What are the lines from the one containing "Convert this screenshot" through the last line of the records below? Return them exactly, leaving out pictures.

Segment Start: EXERCISE MATERIAL

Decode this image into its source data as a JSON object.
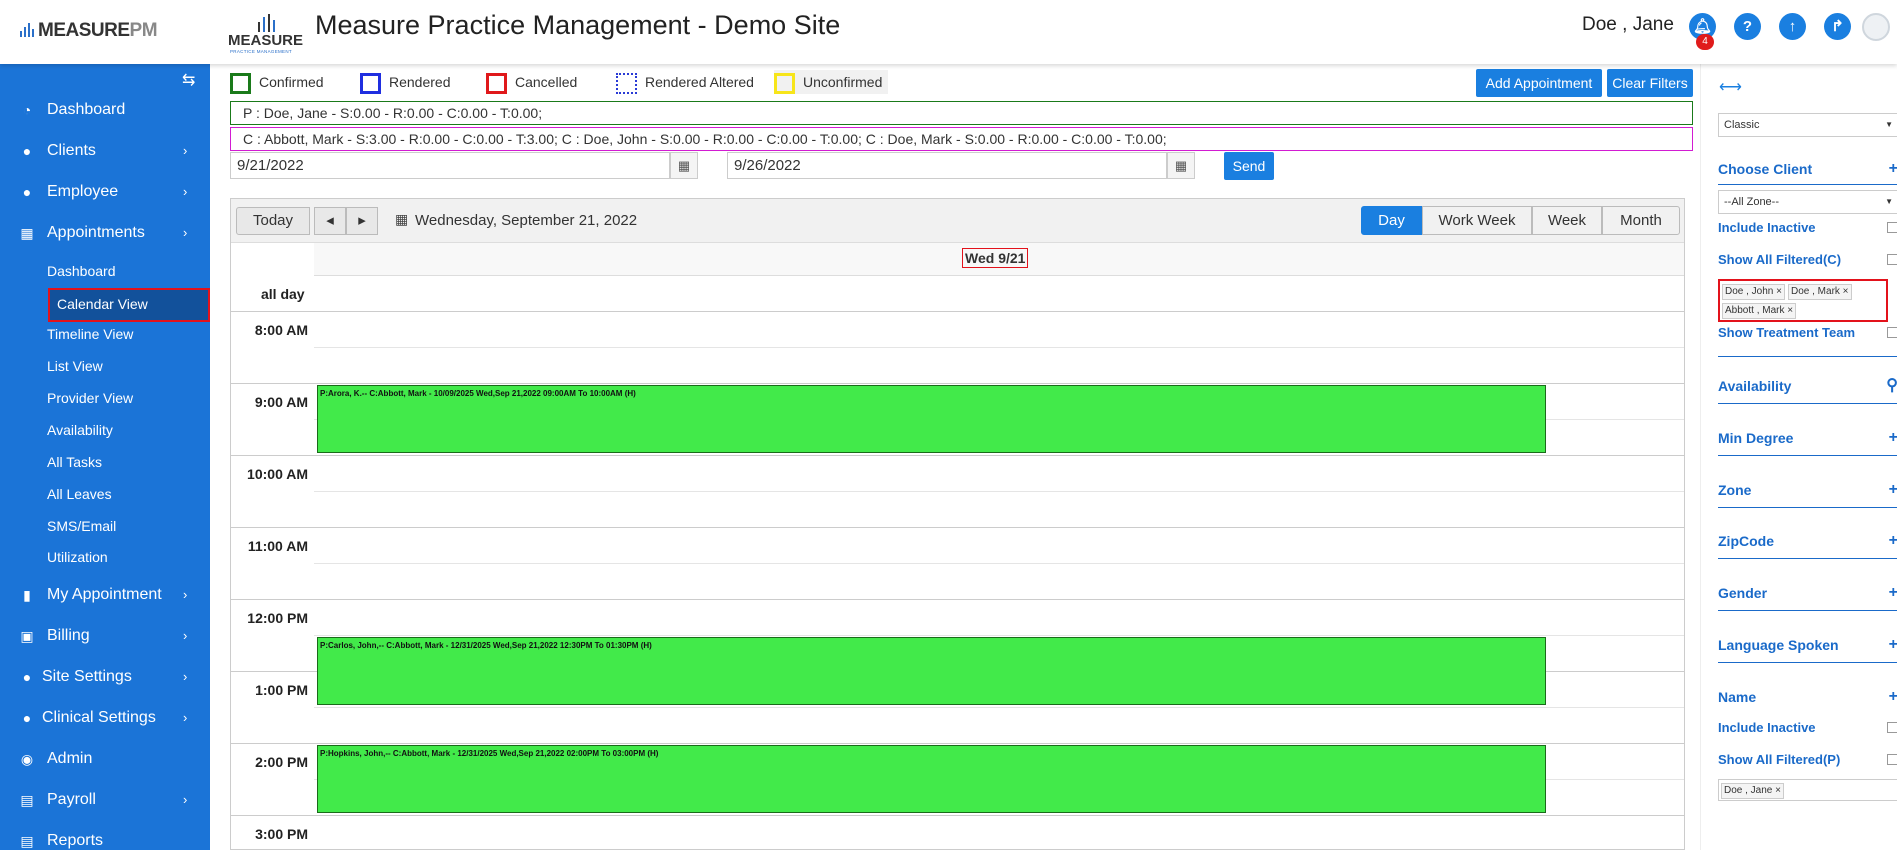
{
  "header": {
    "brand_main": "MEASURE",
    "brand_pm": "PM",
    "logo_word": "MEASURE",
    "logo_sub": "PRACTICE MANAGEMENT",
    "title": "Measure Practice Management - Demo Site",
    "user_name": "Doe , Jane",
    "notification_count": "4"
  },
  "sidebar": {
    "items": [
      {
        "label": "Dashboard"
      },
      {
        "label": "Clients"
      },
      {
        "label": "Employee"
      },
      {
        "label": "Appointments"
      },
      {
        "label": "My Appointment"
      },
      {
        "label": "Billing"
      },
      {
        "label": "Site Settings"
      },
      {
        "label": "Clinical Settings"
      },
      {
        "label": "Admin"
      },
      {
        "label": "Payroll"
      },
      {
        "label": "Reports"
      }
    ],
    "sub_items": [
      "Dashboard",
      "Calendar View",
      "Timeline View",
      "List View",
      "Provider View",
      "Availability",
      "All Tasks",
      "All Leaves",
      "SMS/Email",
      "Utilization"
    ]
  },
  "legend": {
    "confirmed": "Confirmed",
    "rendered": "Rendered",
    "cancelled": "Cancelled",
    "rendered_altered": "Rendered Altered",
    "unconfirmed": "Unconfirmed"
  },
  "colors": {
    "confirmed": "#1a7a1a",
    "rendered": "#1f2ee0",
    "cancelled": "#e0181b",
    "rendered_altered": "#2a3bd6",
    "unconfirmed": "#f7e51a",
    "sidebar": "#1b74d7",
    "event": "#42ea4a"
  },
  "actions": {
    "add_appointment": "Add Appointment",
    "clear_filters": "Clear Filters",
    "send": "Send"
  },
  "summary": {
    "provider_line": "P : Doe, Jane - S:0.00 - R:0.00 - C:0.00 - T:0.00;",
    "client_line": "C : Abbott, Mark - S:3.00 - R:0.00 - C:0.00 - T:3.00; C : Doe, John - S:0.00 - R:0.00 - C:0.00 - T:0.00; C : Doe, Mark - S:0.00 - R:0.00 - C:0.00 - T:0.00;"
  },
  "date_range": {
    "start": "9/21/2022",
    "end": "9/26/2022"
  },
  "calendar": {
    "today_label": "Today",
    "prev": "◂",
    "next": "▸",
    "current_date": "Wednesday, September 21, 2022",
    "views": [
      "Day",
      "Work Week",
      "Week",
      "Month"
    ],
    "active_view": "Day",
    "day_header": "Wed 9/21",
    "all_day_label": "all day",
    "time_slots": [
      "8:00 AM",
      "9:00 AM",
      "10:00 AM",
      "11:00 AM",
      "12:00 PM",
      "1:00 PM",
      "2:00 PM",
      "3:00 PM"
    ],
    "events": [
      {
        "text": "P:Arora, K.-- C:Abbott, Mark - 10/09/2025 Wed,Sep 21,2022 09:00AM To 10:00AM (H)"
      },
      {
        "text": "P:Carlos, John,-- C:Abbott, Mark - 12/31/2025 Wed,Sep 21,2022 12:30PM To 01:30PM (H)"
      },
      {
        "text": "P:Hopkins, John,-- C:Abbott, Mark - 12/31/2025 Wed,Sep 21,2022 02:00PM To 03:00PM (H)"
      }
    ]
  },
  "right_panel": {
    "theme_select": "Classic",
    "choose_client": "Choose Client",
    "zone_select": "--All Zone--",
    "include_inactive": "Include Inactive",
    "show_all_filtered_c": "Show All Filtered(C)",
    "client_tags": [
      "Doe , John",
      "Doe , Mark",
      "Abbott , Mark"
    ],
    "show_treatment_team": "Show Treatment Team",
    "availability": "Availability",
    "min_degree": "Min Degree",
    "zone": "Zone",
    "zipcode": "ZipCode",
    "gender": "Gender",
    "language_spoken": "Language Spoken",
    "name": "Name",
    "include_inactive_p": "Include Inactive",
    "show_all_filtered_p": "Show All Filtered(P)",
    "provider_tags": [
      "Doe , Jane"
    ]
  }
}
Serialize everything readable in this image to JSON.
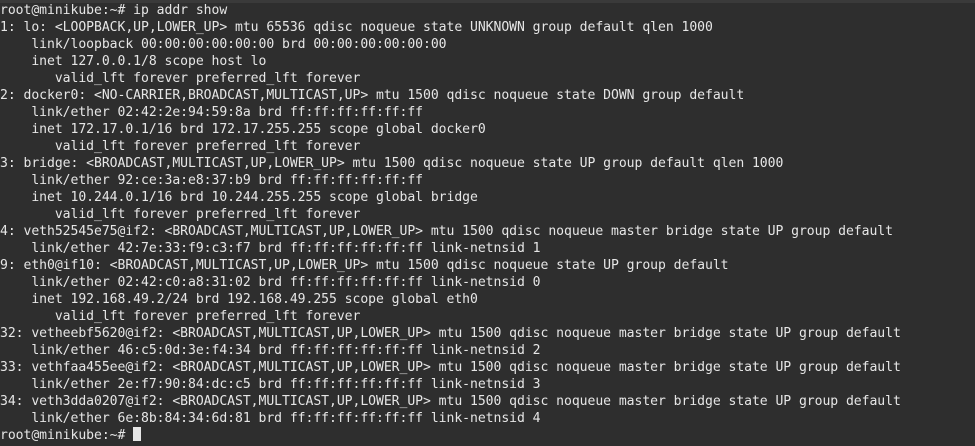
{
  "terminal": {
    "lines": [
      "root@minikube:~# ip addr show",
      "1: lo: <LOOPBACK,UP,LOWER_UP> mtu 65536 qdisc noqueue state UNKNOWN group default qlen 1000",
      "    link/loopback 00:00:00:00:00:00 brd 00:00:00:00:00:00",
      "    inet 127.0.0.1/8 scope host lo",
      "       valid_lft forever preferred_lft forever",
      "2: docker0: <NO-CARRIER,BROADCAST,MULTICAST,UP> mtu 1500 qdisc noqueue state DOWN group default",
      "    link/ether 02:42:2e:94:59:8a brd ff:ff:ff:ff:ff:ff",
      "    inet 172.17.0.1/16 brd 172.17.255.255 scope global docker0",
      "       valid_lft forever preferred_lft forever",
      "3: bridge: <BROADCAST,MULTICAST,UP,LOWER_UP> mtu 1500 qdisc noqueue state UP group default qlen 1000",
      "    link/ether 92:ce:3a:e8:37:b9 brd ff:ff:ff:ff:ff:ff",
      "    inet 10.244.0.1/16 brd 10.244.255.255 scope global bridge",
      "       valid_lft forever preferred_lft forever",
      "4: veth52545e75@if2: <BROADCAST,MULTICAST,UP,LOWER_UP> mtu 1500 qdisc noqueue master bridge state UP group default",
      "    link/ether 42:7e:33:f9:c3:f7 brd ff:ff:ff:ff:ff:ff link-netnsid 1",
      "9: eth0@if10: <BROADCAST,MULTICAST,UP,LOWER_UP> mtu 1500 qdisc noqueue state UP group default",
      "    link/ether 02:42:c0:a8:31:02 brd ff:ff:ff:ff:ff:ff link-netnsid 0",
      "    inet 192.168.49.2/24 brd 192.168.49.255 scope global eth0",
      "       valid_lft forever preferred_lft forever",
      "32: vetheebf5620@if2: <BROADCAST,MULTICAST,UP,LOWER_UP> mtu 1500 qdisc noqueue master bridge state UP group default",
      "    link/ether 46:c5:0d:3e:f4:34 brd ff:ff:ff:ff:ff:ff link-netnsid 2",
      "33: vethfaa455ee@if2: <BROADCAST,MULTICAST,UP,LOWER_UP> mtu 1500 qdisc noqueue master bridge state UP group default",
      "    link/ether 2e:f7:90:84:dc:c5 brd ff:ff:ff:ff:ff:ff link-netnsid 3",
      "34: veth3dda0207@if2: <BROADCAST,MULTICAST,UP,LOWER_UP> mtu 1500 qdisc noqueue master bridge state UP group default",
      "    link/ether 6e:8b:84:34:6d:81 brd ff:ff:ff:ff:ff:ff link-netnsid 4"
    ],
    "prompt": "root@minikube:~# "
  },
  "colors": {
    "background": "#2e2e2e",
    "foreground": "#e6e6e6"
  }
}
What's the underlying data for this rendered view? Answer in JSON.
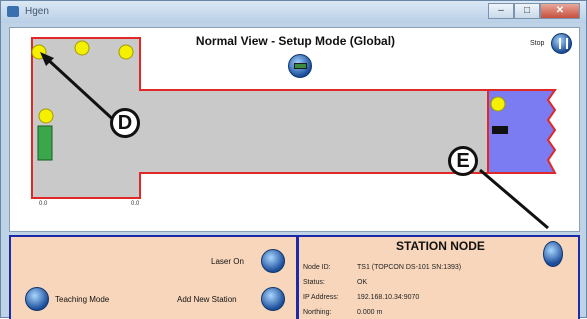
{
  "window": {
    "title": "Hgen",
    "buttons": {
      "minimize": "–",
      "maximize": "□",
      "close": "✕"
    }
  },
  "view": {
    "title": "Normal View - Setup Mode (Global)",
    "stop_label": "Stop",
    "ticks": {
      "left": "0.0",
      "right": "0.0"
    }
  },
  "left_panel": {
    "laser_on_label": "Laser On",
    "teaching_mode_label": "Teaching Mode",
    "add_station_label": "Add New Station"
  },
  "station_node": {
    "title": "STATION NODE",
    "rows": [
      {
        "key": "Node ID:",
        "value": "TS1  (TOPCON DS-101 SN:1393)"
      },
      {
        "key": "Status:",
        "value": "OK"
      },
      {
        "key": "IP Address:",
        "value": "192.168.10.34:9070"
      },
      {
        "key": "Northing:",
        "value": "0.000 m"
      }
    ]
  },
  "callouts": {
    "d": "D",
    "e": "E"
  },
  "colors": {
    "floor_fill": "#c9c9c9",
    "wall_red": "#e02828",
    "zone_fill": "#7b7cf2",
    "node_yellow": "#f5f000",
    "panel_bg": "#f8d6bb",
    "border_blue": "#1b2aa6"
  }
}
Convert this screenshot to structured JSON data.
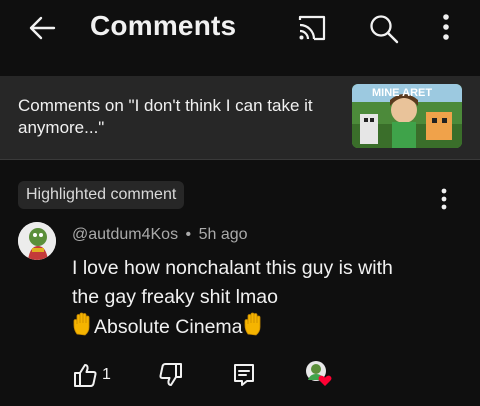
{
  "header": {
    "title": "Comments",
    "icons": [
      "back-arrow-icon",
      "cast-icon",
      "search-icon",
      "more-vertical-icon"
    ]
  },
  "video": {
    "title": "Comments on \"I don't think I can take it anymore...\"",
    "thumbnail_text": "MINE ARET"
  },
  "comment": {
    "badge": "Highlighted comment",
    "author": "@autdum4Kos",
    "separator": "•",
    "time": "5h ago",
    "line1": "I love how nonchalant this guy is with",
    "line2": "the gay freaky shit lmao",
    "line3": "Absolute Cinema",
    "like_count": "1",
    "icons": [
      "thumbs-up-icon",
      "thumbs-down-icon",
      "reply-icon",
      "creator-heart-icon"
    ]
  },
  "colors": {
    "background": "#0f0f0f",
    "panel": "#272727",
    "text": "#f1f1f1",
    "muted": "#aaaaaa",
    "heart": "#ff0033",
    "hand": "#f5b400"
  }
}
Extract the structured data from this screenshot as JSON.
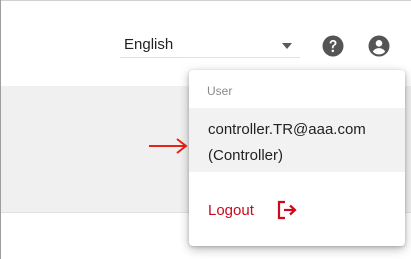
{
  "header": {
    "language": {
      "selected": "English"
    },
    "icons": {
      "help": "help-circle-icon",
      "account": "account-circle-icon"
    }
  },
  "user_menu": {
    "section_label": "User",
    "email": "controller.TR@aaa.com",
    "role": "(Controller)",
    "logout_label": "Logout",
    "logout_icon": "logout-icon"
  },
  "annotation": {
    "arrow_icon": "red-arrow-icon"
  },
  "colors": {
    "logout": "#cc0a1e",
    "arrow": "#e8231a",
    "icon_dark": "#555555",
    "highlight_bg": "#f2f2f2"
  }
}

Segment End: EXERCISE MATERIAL

EXPECTED ANSWER:
Convert this screenshot to structured JSON data.
{
  "header": {
    "title": "Comments",
    "icons": [
      "back-arrow-icon",
      "cast-icon",
      "search-icon",
      "more-vertical-icon"
    ]
  },
  "video": {
    "title": "Comments on \"I don't think I can take it anymore...\"",
    "thumbnail_text": "MINE ARET"
  },
  "comment": {
    "badge": "Highlighted comment",
    "author": "@autdum4Kos",
    "separator": "•",
    "time": "5h ago",
    "line1": "I love how nonchalant this guy is with",
    "line2": "the gay freaky shit lmao",
    "line3": "Absolute Cinema",
    "like_count": "1",
    "icons": [
      "thumbs-up-icon",
      "thumbs-down-icon",
      "reply-icon",
      "creator-heart-icon"
    ]
  },
  "colors": {
    "background": "#0f0f0f",
    "panel": "#272727",
    "text": "#f1f1f1",
    "muted": "#aaaaaa",
    "heart": "#ff0033",
    "hand": "#f5b400"
  }
}
Extract the structured data from this screenshot as JSON.
{
  "header": {
    "language": {
      "selected": "English"
    },
    "icons": {
      "help": "help-circle-icon",
      "account": "account-circle-icon"
    }
  },
  "user_menu": {
    "section_label": "User",
    "email": "controller.TR@aaa.com",
    "role": "(Controller)",
    "logout_label": "Logout",
    "logout_icon": "logout-icon"
  },
  "annotation": {
    "arrow_icon": "red-arrow-icon"
  },
  "colors": {
    "logout": "#cc0a1e",
    "arrow": "#e8231a",
    "icon_dark": "#555555",
    "highlight_bg": "#f2f2f2"
  }
}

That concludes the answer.